Talking WipEout Pulse with Sony Liverpool (part 1)

Just how do you improve the already very good?

Talking WipEout Pulse with Sony Liverpool (part 1)
| WipEout Pulse

Released just in time for PSP's first Christmas in the UK, WipEout Pure was everything WipEout games should be: cutting-edge graphics, super smooth controls and white-knuckle anti-grav racing.

On a more general level, the free download packs offering new tracks, teams and music also demonstrated how Sony was getting a handle on the sort of previously promised PSP extras we now come to expect from our games.

So two years on, can Sony Liverpool repeat the experience with WipEout Pulse? We got hold of producer Paul Tweedle to find out.

Pocket Gamer: When you come to a sequel like WipEout Pulse, how do you try to get a good balance between adding new features and just offering more of the same?

Paul Tweedle: The very first and most important thought is that it was such a good game – unanimously well received and reviewed – you don't want to mess with the fundamentals too much. The old adage, 'don't fix it if it isn't broken' definitely applies. Pure wasn't perfect, though, so we set about altering and adding to it where we, and the feedback we had received, felt necessary.

For example, one of the main gripes was that it had no infrastructure mode for online racing. We decided immediately to take care of that. To be honest it was always meant to be in Pure but with the PSP being so new at the time and Pure being a launch title, we simply couldn't squeeze it in. It's here now though and it's great!

You've also reworked the race progression haven't you?

Yeah, you're right. The Race Campaign mode is a mix of all seven race event types. Basically each grid has a points target which, when reached, unlocks the next grid and so on. You can feasibly get through the game by playing maybe half the events so it's not like you have to win every single one, but where's the fun in that? If you're anything like me you'll want, or even need, a gold medal on every event!

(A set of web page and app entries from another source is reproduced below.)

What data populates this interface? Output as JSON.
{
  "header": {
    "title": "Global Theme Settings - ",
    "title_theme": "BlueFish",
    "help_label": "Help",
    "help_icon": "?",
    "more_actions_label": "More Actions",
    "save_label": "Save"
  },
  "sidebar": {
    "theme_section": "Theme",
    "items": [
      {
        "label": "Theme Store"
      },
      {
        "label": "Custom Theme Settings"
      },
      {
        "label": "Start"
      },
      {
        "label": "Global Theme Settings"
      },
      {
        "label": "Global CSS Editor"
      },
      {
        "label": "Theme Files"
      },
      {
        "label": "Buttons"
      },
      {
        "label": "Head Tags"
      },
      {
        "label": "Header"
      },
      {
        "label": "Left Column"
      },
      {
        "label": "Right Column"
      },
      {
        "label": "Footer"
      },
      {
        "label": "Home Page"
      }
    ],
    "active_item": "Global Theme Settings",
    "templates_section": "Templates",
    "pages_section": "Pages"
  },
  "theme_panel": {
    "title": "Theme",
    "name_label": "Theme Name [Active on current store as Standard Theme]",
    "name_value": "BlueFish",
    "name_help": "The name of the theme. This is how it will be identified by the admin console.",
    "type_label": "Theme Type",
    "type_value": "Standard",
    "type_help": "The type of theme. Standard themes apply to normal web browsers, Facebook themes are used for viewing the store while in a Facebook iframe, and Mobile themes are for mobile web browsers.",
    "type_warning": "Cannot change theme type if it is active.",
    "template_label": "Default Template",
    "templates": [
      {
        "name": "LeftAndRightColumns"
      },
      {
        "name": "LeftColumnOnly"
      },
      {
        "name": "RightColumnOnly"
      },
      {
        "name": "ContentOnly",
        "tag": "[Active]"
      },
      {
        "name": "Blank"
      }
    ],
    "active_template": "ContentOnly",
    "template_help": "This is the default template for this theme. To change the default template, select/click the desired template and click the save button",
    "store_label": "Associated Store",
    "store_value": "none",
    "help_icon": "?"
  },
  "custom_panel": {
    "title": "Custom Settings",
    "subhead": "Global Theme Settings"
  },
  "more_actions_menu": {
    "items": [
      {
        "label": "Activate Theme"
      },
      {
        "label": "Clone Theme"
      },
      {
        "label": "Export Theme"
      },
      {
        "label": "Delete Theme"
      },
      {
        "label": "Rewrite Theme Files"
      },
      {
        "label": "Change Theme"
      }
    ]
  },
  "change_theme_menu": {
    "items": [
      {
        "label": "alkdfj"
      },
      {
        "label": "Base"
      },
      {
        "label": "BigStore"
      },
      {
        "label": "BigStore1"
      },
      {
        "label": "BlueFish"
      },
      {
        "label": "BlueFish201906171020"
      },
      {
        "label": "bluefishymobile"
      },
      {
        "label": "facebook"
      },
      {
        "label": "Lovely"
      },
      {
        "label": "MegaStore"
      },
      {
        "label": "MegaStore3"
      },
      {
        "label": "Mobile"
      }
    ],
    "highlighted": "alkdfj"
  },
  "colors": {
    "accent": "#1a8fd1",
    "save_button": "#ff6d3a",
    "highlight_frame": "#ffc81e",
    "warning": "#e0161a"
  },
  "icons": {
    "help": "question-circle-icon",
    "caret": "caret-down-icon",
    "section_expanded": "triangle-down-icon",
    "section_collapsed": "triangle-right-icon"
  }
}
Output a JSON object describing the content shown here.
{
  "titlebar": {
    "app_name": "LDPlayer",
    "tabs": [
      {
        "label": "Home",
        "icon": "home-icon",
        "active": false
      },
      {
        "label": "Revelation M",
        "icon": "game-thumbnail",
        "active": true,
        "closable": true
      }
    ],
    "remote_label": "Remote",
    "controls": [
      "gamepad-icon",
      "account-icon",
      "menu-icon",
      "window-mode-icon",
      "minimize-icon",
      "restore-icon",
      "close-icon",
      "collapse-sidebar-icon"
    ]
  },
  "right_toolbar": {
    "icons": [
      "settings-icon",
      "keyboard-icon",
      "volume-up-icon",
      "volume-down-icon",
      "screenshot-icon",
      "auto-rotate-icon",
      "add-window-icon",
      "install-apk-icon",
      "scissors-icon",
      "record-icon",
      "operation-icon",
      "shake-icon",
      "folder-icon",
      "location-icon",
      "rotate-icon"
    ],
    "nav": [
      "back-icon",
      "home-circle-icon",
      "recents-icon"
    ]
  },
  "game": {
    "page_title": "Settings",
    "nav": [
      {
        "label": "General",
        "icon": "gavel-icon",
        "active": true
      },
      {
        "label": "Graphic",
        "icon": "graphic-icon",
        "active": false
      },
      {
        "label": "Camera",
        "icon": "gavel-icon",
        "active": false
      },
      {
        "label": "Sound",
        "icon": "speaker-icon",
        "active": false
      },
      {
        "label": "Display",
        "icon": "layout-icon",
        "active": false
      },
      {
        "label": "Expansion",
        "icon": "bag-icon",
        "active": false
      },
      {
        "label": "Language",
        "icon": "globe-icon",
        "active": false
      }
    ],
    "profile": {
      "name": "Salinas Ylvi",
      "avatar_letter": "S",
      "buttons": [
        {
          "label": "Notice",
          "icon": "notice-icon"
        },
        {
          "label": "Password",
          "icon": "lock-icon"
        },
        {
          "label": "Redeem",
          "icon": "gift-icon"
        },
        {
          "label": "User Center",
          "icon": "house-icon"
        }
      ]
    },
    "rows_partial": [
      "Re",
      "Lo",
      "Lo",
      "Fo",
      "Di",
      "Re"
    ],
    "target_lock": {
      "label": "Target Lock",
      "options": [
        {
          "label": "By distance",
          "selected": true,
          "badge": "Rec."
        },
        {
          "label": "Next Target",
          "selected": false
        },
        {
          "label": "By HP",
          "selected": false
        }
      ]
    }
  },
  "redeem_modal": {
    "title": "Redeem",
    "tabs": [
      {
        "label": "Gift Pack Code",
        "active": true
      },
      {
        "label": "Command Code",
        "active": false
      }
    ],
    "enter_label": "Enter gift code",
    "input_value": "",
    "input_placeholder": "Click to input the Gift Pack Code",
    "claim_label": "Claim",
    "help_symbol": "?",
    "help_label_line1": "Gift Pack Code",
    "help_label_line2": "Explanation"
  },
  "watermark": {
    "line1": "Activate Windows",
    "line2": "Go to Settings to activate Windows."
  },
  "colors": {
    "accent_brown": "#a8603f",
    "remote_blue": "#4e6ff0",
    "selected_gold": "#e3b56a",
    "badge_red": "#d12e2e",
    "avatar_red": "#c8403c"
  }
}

The idea was that we never leave the player stuck on a particular event. What if you're just plain rubbish at Zone mode? We didn't want to leave you stuck and frustrated in the game so you can choose your way around the grid.

In addition, we've structured the introduction of new tracks in such a way that you are able to learn them gradually. On top of this, the game has three skill levels embedded within it and you can alter these on the fly, per event so you've really no excuse for not progressing.

When we played the game at Leipzig, we thought the track design was less unforgiving than before. Was that a conscious decision or are we mistaken?

Heh! We still have the odd hairpin here and there – what's a racing game without a hairpin? The track design for this, and for Pure, was given serious time and consideration. The designers came up with literally hundreds of tracks before whittling them down to the 12 reversible tracks you'll see in the game (with more to come later via downloads by the way). So the ones that remain are really the cream of the crop.

Each member of the team has his favourite track and, of course, least favourite tracks so you can't please everyone every time. For example, my least enjoyable track is the lead designer, Colin Berry's, favourite.

Again, it's about variety. Each environment is distinct and each track has its own challenges. Oh, and wait till you see the simply beautiful Zone mode versions of the tracks, you're in for a visual treat!

What are the plans for downloadable content?

They're still a little bit secret at the moment but, rest assured, you won't be disappointed. Your game will grow… considerably. I can't really say more than that at the moment.

Our thanks to Paul for his time. Don't forget to check out the second part of the interview, in which we cover customisation, team design and the return of the Eliminator mode.

WipEout Pulse is due for release in December.

Jon Jordan
Jon Jordan
A Pocket Gamer co-founder, Jon can turn his hand to anything except hand turning. He is editor-at-large at which means he can arrive anywhere in the world, acting like a slightly confused uncle looking for the way out. He likes letters, cameras, imaginary numbers and legumes.